The average price of a new car in the United States is already unbelievably high. Experian notes that it will cost $34,000 to purchase a vehicle today, even when you look for affordable options. That would likely push the cost of a true self-driving vehicle to over $125,000 – a price that the average middle class family cannot afford.
9. We still do not trust the technology that creates self-driving vehicles.
Only 1 in 5 current drivers say that they would trust their self-driving car to get them to their destination safely. Just 7% said that they would use an autonomous vehicle and trust it without driving it first, providing that it was tested and safe. That’s the same number of people who say that they can drive better than any computer or robot every could. Almost 60% say that they prefer to have control of their own car at all times when on the road.
When incidents that cause injuries or fatalities include self-driving technologies, it makes everyone leery about how successful this technology could be. Our tolerance for mistakes from machines is much lower than what we accept from humans already.
10. There could be privacy concerns to consider with self-driving vehicles.
The computer of a self-driving vehicle would be storing plenty of critical data about the habits of each driver. It would keep track of your various destinations, allowing someone to know what stores and businesses you prefer to visit in your community. It would note the times of operation for the car as well, which would indicate when you were away from home. Not only could this help marketers send you targeted information more often, but it could also put your safety at risk should someone access it without good intend.
We already have very few protections in place that guard our privacy, and automakers might make it a requirement that they can sell this collected information as a requirement to complete a purchase.
11. Self-driving cars require other autonomous vehicles to be successful.
A self-driving car can calculate distance and understand speed, but it does not entirely comprehend some of the other signals that you can see while driving right now. What would happen if you encountered a slow driver with their emergency flashers on? How would the vehicle handle an interaction with a car that had its brake or turning indicators failing to work?
This disadvantage is another reason why human insight into the driving process is often the preferred process for most people today. There are times when the eyes can see more than what the sensors detect.
Verdict on the Key Pros and Cons of Self Driving Cars
Self-driving cars are going to be in our future. It is more a matter of “when” than a question of “if” at this point. That means we must prepare ourselves for changes to our transportation networks over the next generation.

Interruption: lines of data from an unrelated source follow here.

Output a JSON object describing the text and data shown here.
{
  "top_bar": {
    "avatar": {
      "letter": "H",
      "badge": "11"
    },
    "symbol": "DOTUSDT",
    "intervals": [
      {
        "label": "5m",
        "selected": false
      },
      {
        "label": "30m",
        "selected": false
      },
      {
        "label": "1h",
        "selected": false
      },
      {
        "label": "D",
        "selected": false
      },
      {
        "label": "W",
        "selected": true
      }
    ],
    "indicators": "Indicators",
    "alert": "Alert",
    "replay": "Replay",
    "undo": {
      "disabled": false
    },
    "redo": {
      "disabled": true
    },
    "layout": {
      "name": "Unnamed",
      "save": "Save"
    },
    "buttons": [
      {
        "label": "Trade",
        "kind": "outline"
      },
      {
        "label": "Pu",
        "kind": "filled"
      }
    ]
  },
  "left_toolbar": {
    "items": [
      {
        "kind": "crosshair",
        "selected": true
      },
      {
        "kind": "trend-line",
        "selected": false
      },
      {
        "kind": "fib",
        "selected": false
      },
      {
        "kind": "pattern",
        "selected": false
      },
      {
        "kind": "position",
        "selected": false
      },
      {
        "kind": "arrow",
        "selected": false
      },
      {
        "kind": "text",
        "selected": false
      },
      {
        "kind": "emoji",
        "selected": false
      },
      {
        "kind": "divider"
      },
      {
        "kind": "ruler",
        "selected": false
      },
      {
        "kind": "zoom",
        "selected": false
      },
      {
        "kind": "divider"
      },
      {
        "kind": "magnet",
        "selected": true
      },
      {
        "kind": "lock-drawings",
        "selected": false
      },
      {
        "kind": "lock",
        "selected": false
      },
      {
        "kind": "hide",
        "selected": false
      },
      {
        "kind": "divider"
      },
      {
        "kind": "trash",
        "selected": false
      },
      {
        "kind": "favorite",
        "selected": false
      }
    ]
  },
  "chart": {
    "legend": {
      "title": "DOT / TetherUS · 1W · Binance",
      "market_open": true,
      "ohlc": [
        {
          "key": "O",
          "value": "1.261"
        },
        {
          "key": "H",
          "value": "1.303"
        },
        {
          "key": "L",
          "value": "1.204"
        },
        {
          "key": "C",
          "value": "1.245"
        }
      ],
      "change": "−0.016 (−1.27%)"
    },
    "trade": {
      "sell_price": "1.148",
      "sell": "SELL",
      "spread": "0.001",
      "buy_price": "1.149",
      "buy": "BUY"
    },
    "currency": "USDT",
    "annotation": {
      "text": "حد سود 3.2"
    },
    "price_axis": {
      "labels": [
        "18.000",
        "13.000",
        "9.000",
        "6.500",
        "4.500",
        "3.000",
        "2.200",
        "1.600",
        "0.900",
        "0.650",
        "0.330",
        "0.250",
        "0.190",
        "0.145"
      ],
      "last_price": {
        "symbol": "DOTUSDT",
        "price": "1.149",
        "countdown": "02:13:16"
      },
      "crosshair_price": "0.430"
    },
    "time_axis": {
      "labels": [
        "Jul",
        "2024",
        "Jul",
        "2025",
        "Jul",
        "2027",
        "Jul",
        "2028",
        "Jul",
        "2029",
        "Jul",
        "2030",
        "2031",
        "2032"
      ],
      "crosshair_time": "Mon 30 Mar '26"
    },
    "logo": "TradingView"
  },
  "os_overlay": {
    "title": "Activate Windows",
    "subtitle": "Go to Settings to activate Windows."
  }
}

Change can be good. Kids from the 1980s can remember how difficult it was to travel across the United States with a 55mph speed limit in place. Now there are higher speed limits and other changes to driving laws that simplify the processes of driving, such as the use of city-wide HOV lanes, express lanes, and distraction avoidance reminders.
The key pros and cons of self-driving cars will help us all to create and embrace this technology in the coming years because we can enhance efficiencies while learning how to manage these changes. By recognizing the potential dangers today, we can create a safer tomorrow.

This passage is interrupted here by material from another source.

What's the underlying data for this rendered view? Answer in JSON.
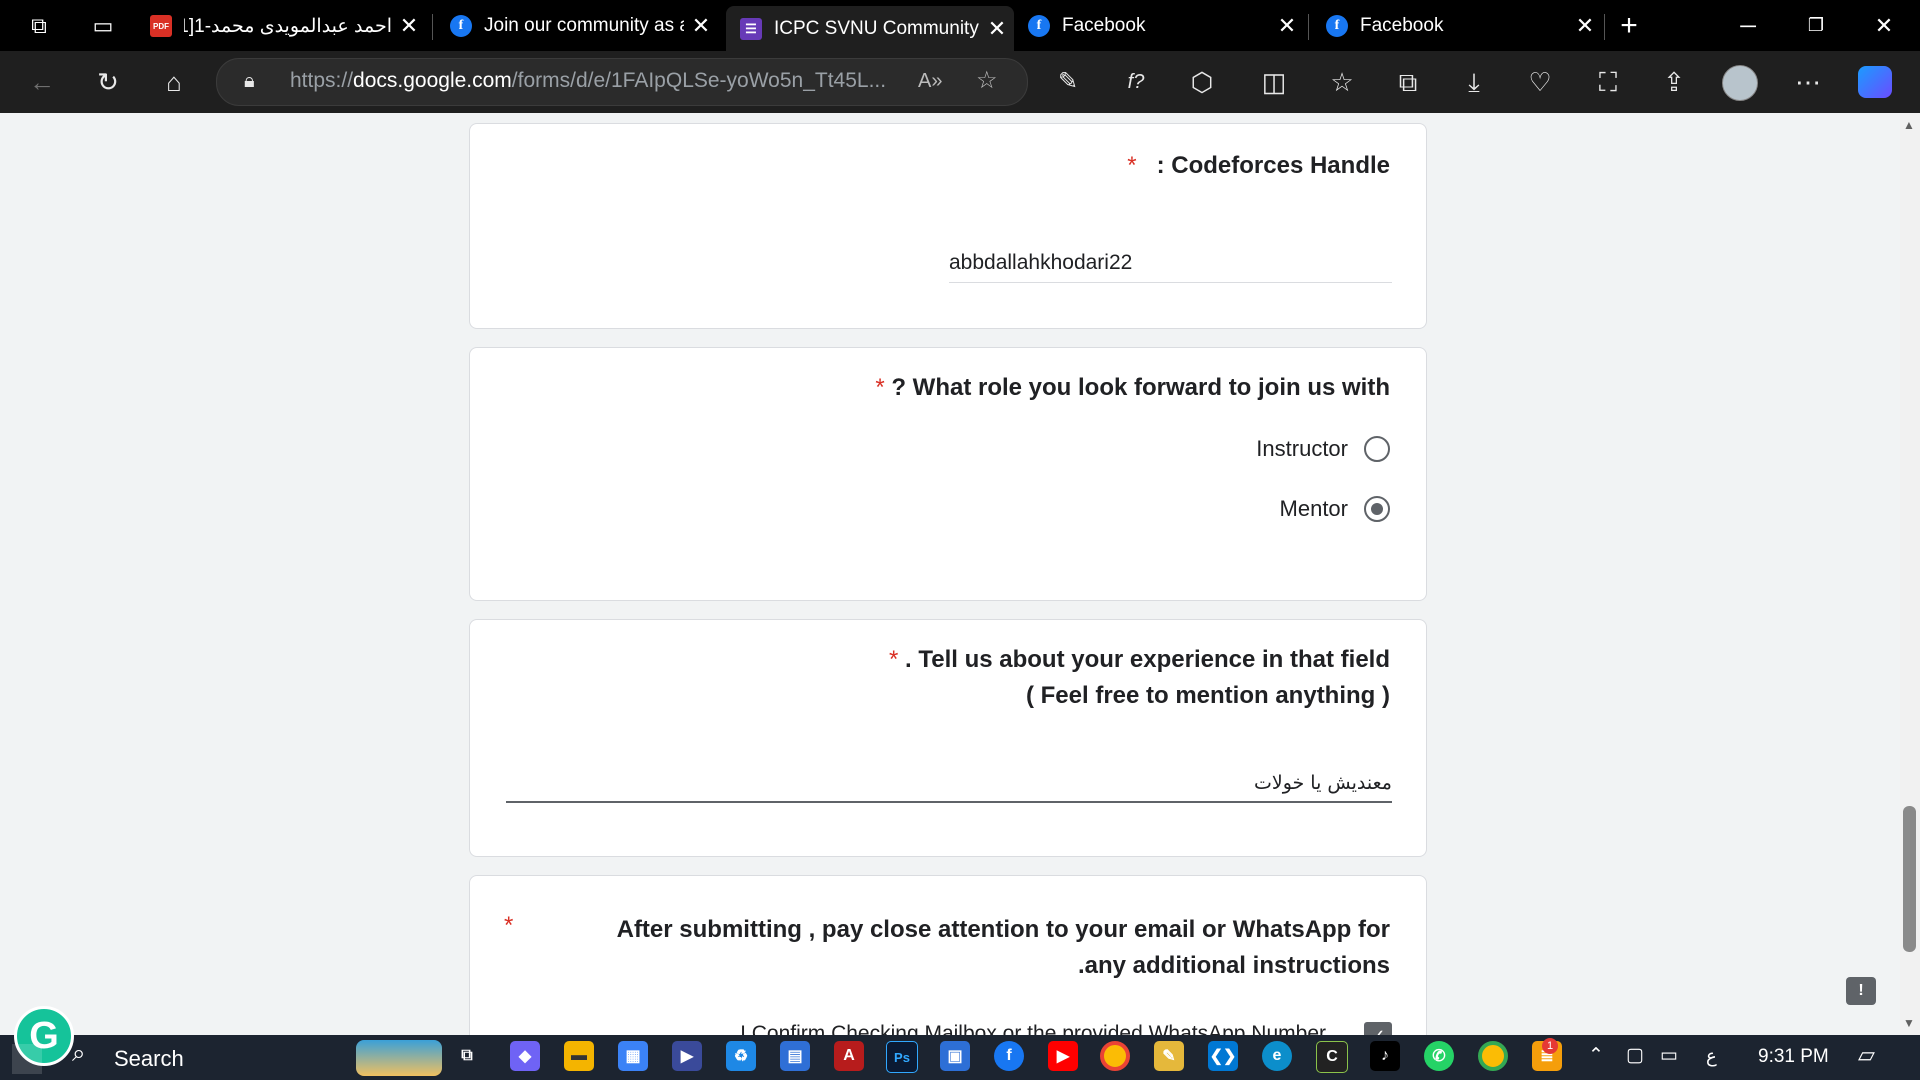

Natalie Regoli is our editor-in-chief. The goal of ConnectUs is to publish compelling content that addresses some of the biggest issues the world faces. If you would like to reach out to contact Natalie, then go here to send her a message.